“You have got raise major funds to keep that going. These other facilities could operate without that Partnership umbrella. But the Washington facility cannot operate with some significant fundraising and some significant efforts of the local communities,” said White.

White said that money that goes to the Partnership from the NCDOT is there by law.

“By law it says it goes to the Partnership for the operation of the Visitor’s Center. It could be changed, but it has to be done while the Legislature is in session,” said White.

The North Carolina legislature goes into session May 14 and it will be out of session by the first week of July.

Many issues remain should the Partnership officially dissolve.

“We understand there is a early agreement made about 20 years back regarding what to do should the Partnership end and how to get the various things involved back into the appropriate hands,” said White.

It may take a great deal of time to get a NCDOT contract in place to operate the Visitor’s Center.

White said that there was a great reluctance from the Partnership Board to move forward.

“We had the first real substantive discussion on this at a meeting two weeks ago. That was because the representative from Bertie County pushed through the discussion.

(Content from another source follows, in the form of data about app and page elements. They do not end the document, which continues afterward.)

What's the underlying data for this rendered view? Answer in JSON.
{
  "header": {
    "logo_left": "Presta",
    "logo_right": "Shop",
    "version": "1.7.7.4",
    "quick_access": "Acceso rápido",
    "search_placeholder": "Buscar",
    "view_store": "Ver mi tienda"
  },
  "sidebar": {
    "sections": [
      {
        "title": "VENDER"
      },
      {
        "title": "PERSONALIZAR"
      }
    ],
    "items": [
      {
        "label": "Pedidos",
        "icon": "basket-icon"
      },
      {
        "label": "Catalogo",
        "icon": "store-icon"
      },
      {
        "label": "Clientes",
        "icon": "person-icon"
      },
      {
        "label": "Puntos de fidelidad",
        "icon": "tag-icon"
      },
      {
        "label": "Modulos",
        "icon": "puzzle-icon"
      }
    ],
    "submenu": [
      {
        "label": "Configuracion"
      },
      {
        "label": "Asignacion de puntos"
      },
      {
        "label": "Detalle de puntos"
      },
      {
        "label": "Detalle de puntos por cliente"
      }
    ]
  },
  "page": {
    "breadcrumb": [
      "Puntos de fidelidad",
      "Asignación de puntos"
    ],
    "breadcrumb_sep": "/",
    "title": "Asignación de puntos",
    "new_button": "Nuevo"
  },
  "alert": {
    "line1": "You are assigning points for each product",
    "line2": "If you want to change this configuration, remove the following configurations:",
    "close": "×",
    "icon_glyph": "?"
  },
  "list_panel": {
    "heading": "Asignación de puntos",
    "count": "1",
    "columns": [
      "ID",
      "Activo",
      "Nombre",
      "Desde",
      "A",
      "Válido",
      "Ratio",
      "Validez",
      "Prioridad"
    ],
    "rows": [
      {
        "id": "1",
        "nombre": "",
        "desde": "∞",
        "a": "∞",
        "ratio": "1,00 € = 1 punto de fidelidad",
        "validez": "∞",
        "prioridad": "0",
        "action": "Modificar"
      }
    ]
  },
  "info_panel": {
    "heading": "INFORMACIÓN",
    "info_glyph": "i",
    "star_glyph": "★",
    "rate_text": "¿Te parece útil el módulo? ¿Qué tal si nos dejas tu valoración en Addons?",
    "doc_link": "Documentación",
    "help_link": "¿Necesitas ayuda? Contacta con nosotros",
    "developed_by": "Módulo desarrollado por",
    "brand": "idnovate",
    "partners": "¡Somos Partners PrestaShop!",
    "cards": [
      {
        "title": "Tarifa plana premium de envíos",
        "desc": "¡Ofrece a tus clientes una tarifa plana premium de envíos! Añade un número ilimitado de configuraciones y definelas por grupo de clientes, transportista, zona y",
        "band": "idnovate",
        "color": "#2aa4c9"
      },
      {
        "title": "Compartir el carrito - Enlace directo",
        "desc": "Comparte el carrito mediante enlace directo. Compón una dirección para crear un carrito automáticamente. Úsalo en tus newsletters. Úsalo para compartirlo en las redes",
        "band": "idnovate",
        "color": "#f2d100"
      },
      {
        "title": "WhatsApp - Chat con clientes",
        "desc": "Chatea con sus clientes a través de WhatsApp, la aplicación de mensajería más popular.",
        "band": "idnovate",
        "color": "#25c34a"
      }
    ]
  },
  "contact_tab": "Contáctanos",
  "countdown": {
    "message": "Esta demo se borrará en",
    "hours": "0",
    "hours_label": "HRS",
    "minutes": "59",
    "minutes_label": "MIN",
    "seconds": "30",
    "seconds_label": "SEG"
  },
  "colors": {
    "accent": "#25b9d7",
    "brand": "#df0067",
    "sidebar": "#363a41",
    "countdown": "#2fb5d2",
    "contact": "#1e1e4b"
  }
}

He felt it was past time to have an honest conversation about it,” said White.

White said that County Manager Clegg kept asking at that mentioned meeting whether officials were certain the Partnership for the Sounds was going to even exist.

“They kept cutting David off because no one wanted to deal with that question,” said White.

The Aldermen elected not to make an official decision on Woolard’s initial request until the drafting of the Town’s budget is complete.

The Town’s Budget has to be approved by June 30.

Woolard did not attend the March 6 meeting.

However she did provide comments the following day regarding the Partnerships’ requested increase in funding.

“The Partnership is in a different funding environment and so the support we receive from our local partners is more important than ever.  Although we have asked for a modest increase in the appropriations from the Town and the County, we are keenly aware that their contributions to the Partnership are very significant within their budgets.

But in any scenario, the Town of Columbia and Tyrrell County are integral to the Partnership’s future.  Both are founding members of the organization and we would not be “the Partnership” without them.

Their support will allow us to continue operations and programs at the Theater in the upcoming year while we aggressively pursue other funding.  We believe this new revenue will augment our activities at the Theater and benefit the entire community,” said Woolard.